This is a modification of the Harvester to add some complexity to the behavior model. There are now wolf objects that might appear randomly, and will seek to attack the harvesters when in range. When a harvester sees a wolf coming, it will run to the nearest harvester that is on patrol for help. The patrolling harvester will then move toward the wolf and destroy it when he touches it. All of these things happen within a certain range. The wolf attacks when in range of any harvester, a patrolling harvester attacks a wolf within a certain range, and a harvesting harvester runs for help within a certain range of a wolf that is attacking him.
In order to handle this, we could decide that there are two different kinds of harvesters, but what if in a game, we wanted sometimes for a harvester to go on patrol, and at other times to harvest?
Handling this now requires two state levels. One that handles "Harvesting" and "Patrolling", and another that depends on what the higher level is. For "Harvesting", the secondary level could be "Wandering", "Consuming Grain", and "Running for Help". For "Patrolling", the secondary level could be "Patrolling" or "Hunting Wolf".
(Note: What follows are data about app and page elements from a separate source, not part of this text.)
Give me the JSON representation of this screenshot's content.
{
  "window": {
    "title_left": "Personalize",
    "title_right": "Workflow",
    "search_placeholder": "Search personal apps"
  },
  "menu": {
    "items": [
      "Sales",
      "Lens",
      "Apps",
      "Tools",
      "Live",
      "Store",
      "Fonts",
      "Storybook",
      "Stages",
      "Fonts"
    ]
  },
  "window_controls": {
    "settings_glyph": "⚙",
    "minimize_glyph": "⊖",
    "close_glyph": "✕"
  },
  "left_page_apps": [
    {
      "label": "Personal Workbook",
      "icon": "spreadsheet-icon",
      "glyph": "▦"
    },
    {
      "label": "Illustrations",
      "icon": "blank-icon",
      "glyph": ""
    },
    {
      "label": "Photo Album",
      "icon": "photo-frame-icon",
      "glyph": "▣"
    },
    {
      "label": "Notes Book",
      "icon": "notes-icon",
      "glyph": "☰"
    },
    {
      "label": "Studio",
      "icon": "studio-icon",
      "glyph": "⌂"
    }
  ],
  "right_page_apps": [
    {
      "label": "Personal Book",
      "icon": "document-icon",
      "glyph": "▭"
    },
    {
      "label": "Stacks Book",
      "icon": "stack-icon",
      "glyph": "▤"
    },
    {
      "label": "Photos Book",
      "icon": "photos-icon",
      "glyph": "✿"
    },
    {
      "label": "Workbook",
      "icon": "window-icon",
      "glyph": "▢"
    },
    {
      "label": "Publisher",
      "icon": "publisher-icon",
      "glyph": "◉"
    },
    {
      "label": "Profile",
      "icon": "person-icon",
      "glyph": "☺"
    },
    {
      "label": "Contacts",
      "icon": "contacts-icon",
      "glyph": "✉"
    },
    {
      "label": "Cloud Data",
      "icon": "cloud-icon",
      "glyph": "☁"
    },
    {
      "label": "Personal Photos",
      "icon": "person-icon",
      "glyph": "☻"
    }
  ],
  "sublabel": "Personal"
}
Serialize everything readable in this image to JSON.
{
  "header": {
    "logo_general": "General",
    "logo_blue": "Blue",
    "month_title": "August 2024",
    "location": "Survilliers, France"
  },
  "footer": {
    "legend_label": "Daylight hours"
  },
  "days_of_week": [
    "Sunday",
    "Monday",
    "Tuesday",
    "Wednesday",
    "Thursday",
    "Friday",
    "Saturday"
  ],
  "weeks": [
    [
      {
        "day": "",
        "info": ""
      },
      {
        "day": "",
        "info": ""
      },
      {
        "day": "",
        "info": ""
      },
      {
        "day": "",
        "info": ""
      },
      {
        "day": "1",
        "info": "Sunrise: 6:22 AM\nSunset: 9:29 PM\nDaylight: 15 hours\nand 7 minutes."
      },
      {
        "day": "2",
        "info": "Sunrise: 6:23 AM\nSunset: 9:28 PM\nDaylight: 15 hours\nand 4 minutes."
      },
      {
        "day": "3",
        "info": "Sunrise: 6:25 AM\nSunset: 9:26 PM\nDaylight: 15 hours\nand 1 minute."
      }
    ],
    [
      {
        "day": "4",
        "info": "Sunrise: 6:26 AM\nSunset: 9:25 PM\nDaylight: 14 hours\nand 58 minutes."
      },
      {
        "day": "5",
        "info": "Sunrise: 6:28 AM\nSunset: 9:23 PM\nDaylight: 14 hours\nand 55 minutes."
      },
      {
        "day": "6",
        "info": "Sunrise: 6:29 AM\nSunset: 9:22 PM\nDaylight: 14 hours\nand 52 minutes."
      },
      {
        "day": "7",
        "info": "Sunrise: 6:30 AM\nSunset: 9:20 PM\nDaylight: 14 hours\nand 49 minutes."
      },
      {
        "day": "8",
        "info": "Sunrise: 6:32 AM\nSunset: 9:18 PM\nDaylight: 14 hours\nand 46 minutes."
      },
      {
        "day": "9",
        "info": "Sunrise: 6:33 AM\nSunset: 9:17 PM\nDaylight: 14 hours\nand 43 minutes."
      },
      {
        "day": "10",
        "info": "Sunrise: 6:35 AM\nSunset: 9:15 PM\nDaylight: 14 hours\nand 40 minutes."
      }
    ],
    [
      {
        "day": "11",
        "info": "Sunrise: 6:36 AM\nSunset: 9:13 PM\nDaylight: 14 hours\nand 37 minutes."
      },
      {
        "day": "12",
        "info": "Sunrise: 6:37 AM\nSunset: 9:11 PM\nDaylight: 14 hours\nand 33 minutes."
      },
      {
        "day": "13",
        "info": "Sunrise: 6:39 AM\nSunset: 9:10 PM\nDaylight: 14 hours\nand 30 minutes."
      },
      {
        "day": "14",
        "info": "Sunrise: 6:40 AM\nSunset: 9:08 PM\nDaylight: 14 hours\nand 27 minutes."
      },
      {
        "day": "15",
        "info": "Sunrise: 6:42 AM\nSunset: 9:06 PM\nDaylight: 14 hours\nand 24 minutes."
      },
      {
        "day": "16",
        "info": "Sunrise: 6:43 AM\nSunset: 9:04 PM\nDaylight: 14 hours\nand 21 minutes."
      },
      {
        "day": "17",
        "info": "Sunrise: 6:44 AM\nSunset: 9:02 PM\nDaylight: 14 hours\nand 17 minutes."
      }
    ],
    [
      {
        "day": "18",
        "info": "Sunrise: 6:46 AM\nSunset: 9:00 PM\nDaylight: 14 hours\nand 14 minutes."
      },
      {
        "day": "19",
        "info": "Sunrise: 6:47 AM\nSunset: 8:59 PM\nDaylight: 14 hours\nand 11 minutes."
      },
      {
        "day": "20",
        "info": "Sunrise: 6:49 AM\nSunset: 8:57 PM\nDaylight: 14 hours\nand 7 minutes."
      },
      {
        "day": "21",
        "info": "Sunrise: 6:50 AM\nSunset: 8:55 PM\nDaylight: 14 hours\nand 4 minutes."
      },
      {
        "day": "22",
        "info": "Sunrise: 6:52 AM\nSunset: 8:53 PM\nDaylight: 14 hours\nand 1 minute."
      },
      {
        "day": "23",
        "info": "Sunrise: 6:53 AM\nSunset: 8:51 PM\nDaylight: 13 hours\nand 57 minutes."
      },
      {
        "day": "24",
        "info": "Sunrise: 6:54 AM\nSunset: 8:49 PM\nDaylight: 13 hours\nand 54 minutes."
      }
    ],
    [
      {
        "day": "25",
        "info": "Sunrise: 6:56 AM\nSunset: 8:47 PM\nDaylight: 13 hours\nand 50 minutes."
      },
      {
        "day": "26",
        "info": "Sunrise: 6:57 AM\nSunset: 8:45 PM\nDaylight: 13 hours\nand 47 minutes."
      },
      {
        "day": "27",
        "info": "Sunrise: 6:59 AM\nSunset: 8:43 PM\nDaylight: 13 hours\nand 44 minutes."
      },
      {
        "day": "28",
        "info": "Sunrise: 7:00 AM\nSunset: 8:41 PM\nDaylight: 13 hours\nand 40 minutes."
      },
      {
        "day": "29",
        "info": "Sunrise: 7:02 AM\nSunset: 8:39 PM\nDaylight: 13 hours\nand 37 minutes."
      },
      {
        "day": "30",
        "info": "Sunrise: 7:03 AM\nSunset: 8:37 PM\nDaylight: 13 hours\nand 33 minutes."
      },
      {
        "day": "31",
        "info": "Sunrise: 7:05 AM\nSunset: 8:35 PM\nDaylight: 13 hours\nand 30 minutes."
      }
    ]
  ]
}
Ok, I'll be honest, it doesn't really require two state levels. Some behavior systems could be handled by just changing the object type, forcing a different behavior system. In the case of the harvesters, our object types could be "Patrolling harvester" and "Harvesting harvester". However, as behavior complexities increase, you may want to get used to the idea of multi-tier behavior systems to keep the behaviors of object types more "contained". It may help avoid convoluting your behavior library with too large of a list.
Connecting collision, pathing and behavior together
Consider this. You tell an object to move to the opposite corner on the map. It plots its path, setting up waypoints to guide itself along. On the way, a falling rock knocks it off course.
In another discussion I mentioned that your goal should be to get your game to behave the same no matter what machine it is running on. That means basing everything off time, considering as many acceleration curves as possible.
I'm going to put some thought into this one. I'll post a walk through of the logic required to handle it, and hopefully that will make you aware of the kinds of problems you'll face programming this simple example in a way that allows every object to make the most efficient use of the time they are provided on a single game tick.
(More to follow!)
- Reaches a waypoint in mid frame, should use the rest of the frame to move towards the next waypoint
- Collision takes place mid frame, should use the rest of the frame to move its new direction
- Gains self-control after collision, should use the rest of the frame to re-plot its path to its next waypoint
The idea is that anything could happen within a frame, and the rest of the frame should be used to handle that. My goal is to classify the kinds of challenges that are faced, with collisions, behavior and movement.
Ultimately, this should become a template for game object behavior, similar to the primary game engine itself. Other things that can be automatic:
- If the object is just a sound, then when the sound ends, delete
- If the object is just an animation, then when the animation ends, delete the object
Events will fire on an object when certain things happen - animation ends, sound stops, etc. The object will process the event and based on the code for that object, it will behave in a certain way.